## What to do
Please give all of the data again, character for character, and drop the pictures.

## Source material
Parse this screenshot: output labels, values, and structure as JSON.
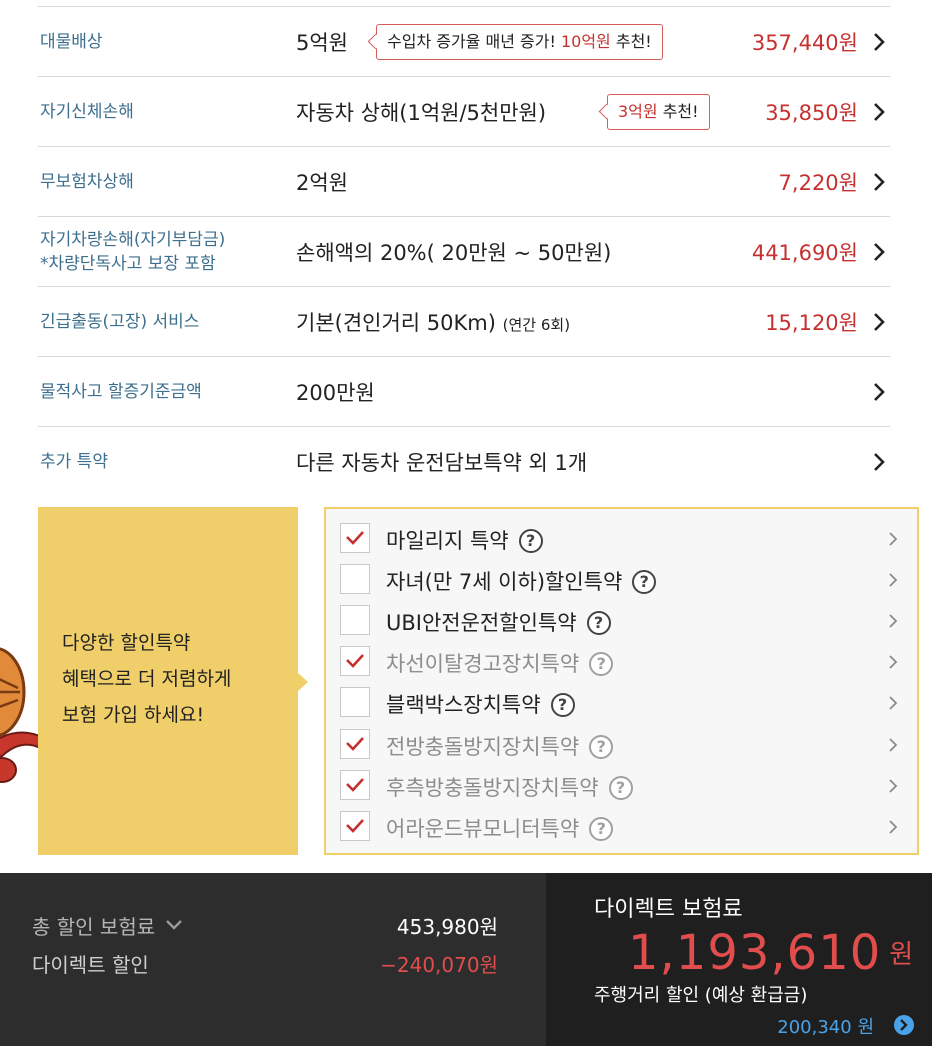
{
  "coverages": [
    {
      "name": "대물배상",
      "detail": "5억원",
      "detail_small": "",
      "tip_prefix": "수입차 증가율 매년 증가! ",
      "tip_highlight": "10억원",
      "tip_suffix": " 추천!",
      "price": "357,440원"
    },
    {
      "name": "자기신체손해",
      "detail": "자동차 상해(1억원/5천만원)",
      "detail_small": "",
      "tip_prefix": "",
      "tip_highlight": "3억원",
      "tip_suffix": " 추천!",
      "price": "35,850원"
    },
    {
      "name": "무보험차상해",
      "detail": "2억원",
      "detail_small": "",
      "price": "7,220원"
    },
    {
      "name": "자기차량손해(자기부담금)",
      "name_line2": "*차량단독사고 보장 포함",
      "detail": "손해액의 20%( 20만원 ~ 50만원)",
      "detail_small": "",
      "price": "441,690원"
    },
    {
      "name": "긴급출동(고장) 서비스",
      "detail": "기본(견인거리 50Km)",
      "detail_small": "(연간 6회)",
      "price": "15,120원"
    },
    {
      "name": "물적사고 할증기준금액",
      "detail": "200만원",
      "detail_small": "",
      "price": ""
    },
    {
      "name": "추가 특약",
      "detail": "다른 자동차 운전담보특약 외 1개",
      "detail_small": "",
      "price": ""
    }
  ],
  "promo": {
    "line1": "다양한 할인특약",
    "line2": "혜택으로 더 저렴하게",
    "line3": "보험 가입 하세요!"
  },
  "discounts": [
    {
      "label": "마일리지 특약",
      "checked": true,
      "muted": false
    },
    {
      "label": "자녀(만 7세 이하)할인특약",
      "checked": false,
      "muted": false
    },
    {
      "label": "UBI안전운전할인특약",
      "checked": false,
      "muted": false
    },
    {
      "label": "차선이탈경고장치특약",
      "checked": true,
      "muted": true
    },
    {
      "label": "블랙박스장치특약",
      "checked": false,
      "muted": false
    },
    {
      "label": "전방충돌방지장치특약",
      "checked": true,
      "muted": true
    },
    {
      "label": "후측방충돌방지장치특약",
      "checked": true,
      "muted": true
    },
    {
      "label": "어라운드뷰모니터특약",
      "checked": true,
      "muted": true
    }
  ],
  "help_glyph": "?",
  "footer": {
    "total_discount_label": "총 할인 보험료",
    "total_discount_value": "453,980원",
    "direct_discount_label": "다이렉트 할인",
    "direct_discount_value": "−240,070원",
    "premium_title": "다이렉트 보험료",
    "premium_amount": "1,193,610",
    "premium_unit": "원",
    "mileage_label": "주행거리 할인 (예상 환급금)",
    "mileage_value": "200,340 원"
  },
  "colors": {
    "accent_red": "#c6302f",
    "label_blue": "#3e6f8e",
    "promo_yellow": "#f0cf6a",
    "footer_dark": "#2d2d2d",
    "refund_blue": "#4aa3e8"
  }
}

## Exercise response
Parse this screenshot: output labels, values, and structure as JSON.
{
  "coverages": [
    {
      "name": "대물배상",
      "detail": "5억원",
      "detail_small": "",
      "tip_prefix": "수입차 증가율 매년 증가! ",
      "tip_highlight": "10억원",
      "tip_suffix": " 추천!",
      "price": "357,440원"
    },
    {
      "name": "자기신체손해",
      "detail": "자동차 상해(1억원/5천만원)",
      "detail_small": "",
      "tip_prefix": "",
      "tip_highlight": "3억원",
      "tip_suffix": " 추천!",
      "price": "35,850원"
    },
    {
      "name": "무보험차상해",
      "detail": "2억원",
      "detail_small": "",
      "price": "7,220원"
    },
    {
      "name": "자기차량손해(자기부담금)",
      "name_line2": "*차량단독사고 보장 포함",
      "detail": "손해액의 20%( 20만원 ~ 50만원)",
      "detail_small": "",
      "price": "441,690원"
    },
    {
      "name": "긴급출동(고장) 서비스",
      "detail": "기본(견인거리 50Km)",
      "detail_small": "(연간 6회)",
      "price": "15,120원"
    },
    {
      "name": "물적사고 할증기준금액",
      "detail": "200만원",
      "detail_small": "",
      "price": ""
    },
    {
      "name": "추가 특약",
      "detail": "다른 자동차 운전담보특약 외 1개",
      "detail_small": "",
      "price": ""
    }
  ],
  "promo": {
    "line1": "다양한 할인특약",
    "line2": "혜택으로 더 저렴하게",
    "line3": "보험 가입 하세요!"
  },
  "discounts": [
    {
      "label": "마일리지 특약",
      "checked": true,
      "muted": false
    },
    {
      "label": "자녀(만 7세 이하)할인특약",
      "checked": false,
      "muted": false
    },
    {
      "label": "UBI안전운전할인특약",
      "checked": false,
      "muted": false
    },
    {
      "label": "차선이탈경고장치특약",
      "checked": true,
      "muted": true
    },
    {
      "label": "블랙박스장치특약",
      "checked": false,
      "muted": false
    },
    {
      "label": "전방충돌방지장치특약",
      "checked": true,
      "muted": true
    },
    {
      "label": "후측방충돌방지장치특약",
      "checked": true,
      "muted": true
    },
    {
      "label": "어라운드뷰모니터특약",
      "checked": true,
      "muted": true
    }
  ],
  "help_glyph": "?",
  "footer": {
    "total_discount_label": "총 할인 보험료",
    "total_discount_value": "453,980원",
    "direct_discount_label": "다이렉트 할인",
    "direct_discount_value": "−240,070원",
    "premium_title": "다이렉트 보험료",
    "premium_amount": "1,193,610",
    "premium_unit": "원",
    "mileage_label": "주행거리 할인 (예상 환급금)",
    "mileage_value": "200,340 원"
  },
  "colors": {
    "accent_red": "#c6302f",
    "label_blue": "#3e6f8e",
    "promo_yellow": "#f0cf6a",
    "footer_dark": "#2d2d2d",
    "refund_blue": "#4aa3e8"
  }
}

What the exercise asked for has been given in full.